Many of the biggest media stories of 2016 revolved around the election but, while there were other big stories in media this year, it was arguably a quiet year for publishing and media. Here is my list of top media and publishing stories from the past year (in no particular order):
- Gawker lost a libel case to fake wrestler Hulk Hogan with a judgement against that effectively bankrupted the company. The escrow amount required for an appeal was so high they couldn't afford it and the company was eventually sold to Univision for $135million. Most troubling to many was the legal sponsorship provided by Silicon Valley investor Peter Thiel. This verdict and the legal sponsorship that enabled it have people concerned about press freedoms in the future. (NYTimes)

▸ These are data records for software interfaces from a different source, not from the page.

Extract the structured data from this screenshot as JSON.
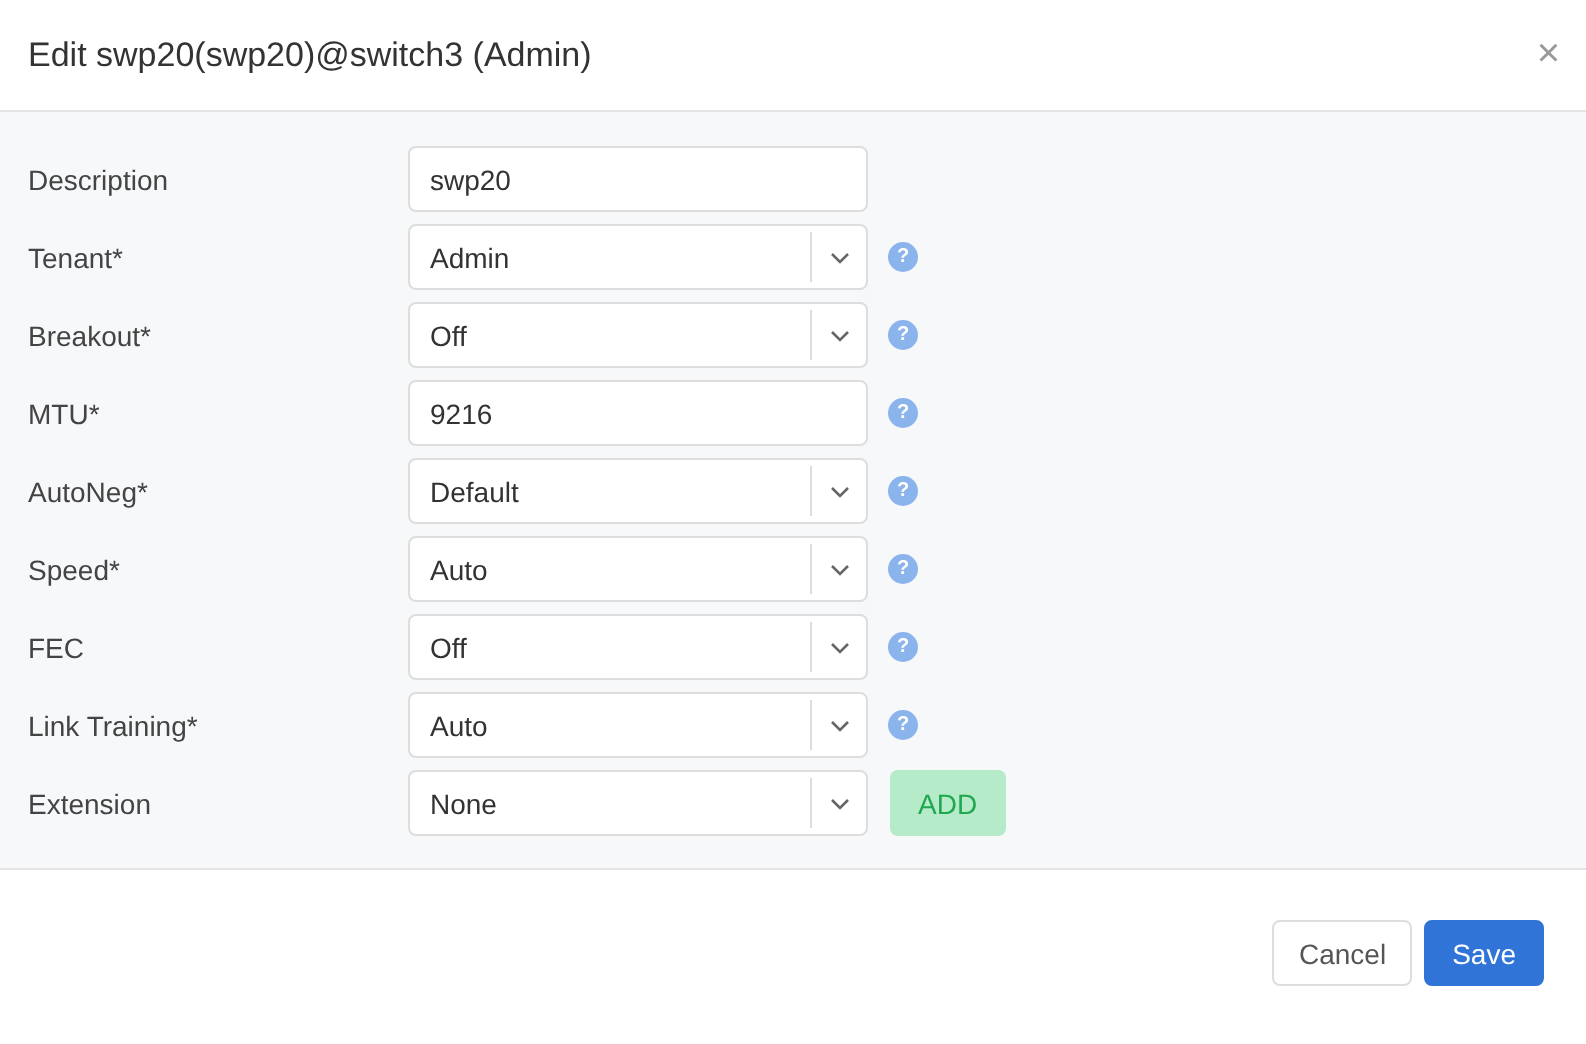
{
  "dialog": {
    "title": "Edit swp20(swp20)@switch3 (Admin)",
    "close": "×"
  },
  "fields": [
    {
      "label": "Description",
      "kind": "text",
      "value": "swp20"
    },
    {
      "label": "Tenant*",
      "kind": "select",
      "value": "Admin",
      "help": "?"
    },
    {
      "label": "Breakout*",
      "kind": "select",
      "value": "Off",
      "help": "?"
    },
    {
      "label": "MTU*",
      "kind": "text",
      "value": "9216",
      "help": "?"
    },
    {
      "label": "AutoNeg*",
      "kind": "select",
      "value": "Default",
      "help": "?"
    },
    {
      "label": "Speed*",
      "kind": "select",
      "value": "Auto",
      "help": "?"
    },
    {
      "label": "FEC",
      "kind": "select",
      "value": "Off",
      "help": "?"
    },
    {
      "label": "Link Training*",
      "kind": "select",
      "value": "Auto",
      "help": "?"
    },
    {
      "label": "Extension",
      "kind": "select",
      "value": "None",
      "action": "ADD"
    }
  ],
  "buttons": [
    {
      "label": "Cancel",
      "kind": "secondary"
    },
    {
      "label": "Save",
      "kind": "primary"
    }
  ]
}
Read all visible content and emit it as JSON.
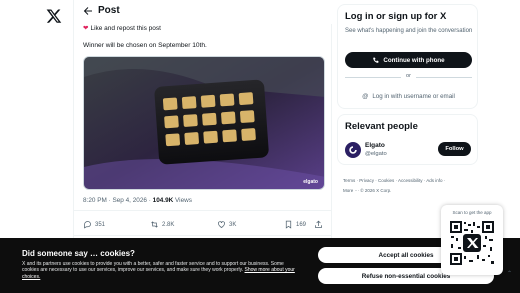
{
  "nav": {
    "logo_icon": "x-logo-icon"
  },
  "header": {
    "back_icon": "arrow-left-icon",
    "title": "Post"
  },
  "post": {
    "notice_icon": "heart-icon",
    "notice": "Like and repost this post",
    "text": "Winner will be chosen on September 10th.",
    "media_caption": "elgato",
    "time": "8:20 PM · Sep 4, 2026 · ",
    "views_count": "104.9K",
    "views_label": " Views",
    "actions": {
      "replies": "351",
      "reposts": "2.8K",
      "likes": "3K",
      "bookmarks": "169"
    }
  },
  "signup": {
    "title": "Log in or sign up for X",
    "description": "See what's happening and join the conversation",
    "phone_button": "Continue with phone",
    "or": "or",
    "login_button": "Log in with username or email"
  },
  "relevant": {
    "title": "Relevant people",
    "account_name": "Elgato",
    "account_handle": "@elgato",
    "follow_button": "Follow"
  },
  "footer": {
    "line1": "Terms · Privacy · Cookies · Accessibility · Ads info ·",
    "line2": "More ··· © 2026 X Corp."
  },
  "cookie": {
    "title": "Did someone say … cookies?",
    "body": "X and its partners use cookies to provide you with a better, safer and faster service and to support our business. Some cookies are necessary to use our services, improve our services, and make sure they work properly.",
    "link": "Show more about your choices.",
    "accept_button": "Accept all cookies",
    "refuse_button": "Refuse non-essential cookies"
  },
  "qr": {
    "label": "Scan to get the app"
  },
  "colors": {
    "accent": "#0f1419",
    "background": "#ffffff",
    "muted": "#536471",
    "banner": "#0d0d0d"
  }
}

- Thomson Reuters sold their IP and Science business unit for $3.5Bill to a Canadian equity fund with little previous experience in publishing. The purchased business is now named "Clarivate Analytics". There's a saying: Never be a buyer when Thomson is a seller. Not sure where I heard that; however Thomson, in transforming itself over the past 15 years, has shown itself to be very adept at moving out of failing businesses ahead of time - newspapers, educational publishing - and moving on into new markets. (Reuters)
- During 2016 we saw a significant increase in social publishing for advocacy - no single news story here but the activities of athletes and celebrities together with advocacy groups such as "black lives matter" using their profiles and notoriety to push social commentary and raise awareness for causes seemed to gain stream during the year. Whether this "movement" exhausts itself flailing against trolls and fake news remains to be seen during 2017.
- Small bundles made a comeback in 2016 mostly in video/television content but with the likes of ESPN, Hulu, HBO, SlingMedia and others showing the way the long term viability of the big package offering we've all been used to for 30 years may be fracturing. Obviously, the web combined with the proliferation of devices is driving this trend as audiences - particularly the younger crowd - look to make their own bundles. (WSJ)
- That said, the proposed ATT/Time Warner merger is a bet that content and distribution will drive value and also protect each company strategically. The Comcast/NBC combination has been a success with average annual subscriber revenue well over $1000 - very near the top of the range. ATT/TM will expect to benefit from that level of revenue but they will also hope to project themselves against any adverse effects of the content market fracturing. With HBO and Warner Studios, ATT would be a stronger business particularly in competing with Comcast and others. (NPR)
- After the election, there was a mini renaissance in subscriptions to old line news sources such as The New York Times, Washington Post and magazines. Will this be sustainable is the question? (NiemanLabs)
- Follet emerged from a protracted period of management upheaval and strategic review where they contemplated selling the business with the purchase of Baker & Taylor. The combined company now has revenues over $3.5Billion with strong positions in library and school distribution and educational retailing. Industry watchers are hopeful that years of under investment in B&T will be reversed and significant operational improvements made to the combined business. (ChicagoTrib)
- Wiley acquired the content management platform Atypon both as a strategic asset and a technology provider to their existing business. Atypon will remain a separate business unit but will also support and supply Wiley with technology to support the re-platforming of their existing product suite. Assuming Wiley manages the integration well, this stands to be a great deal for both sides. In related news, Highwire Press acquired Semantico (UK) to further consolidate the content solution market supporting academic and scholarly publishers. Highwire is owned by Accel/KKR and is generally considered the largest business in this segment. (PND)
Looking forward to 2017 anyone?
Michael Cairns is interested in discussing c-level executive management and/or board and advisory positions. He has served as CEO and President of several technology and content-centric business supporting global media publishers, retailers and service providers and can be reached at firstname.lastname@example.org and he blogs at personanondata.com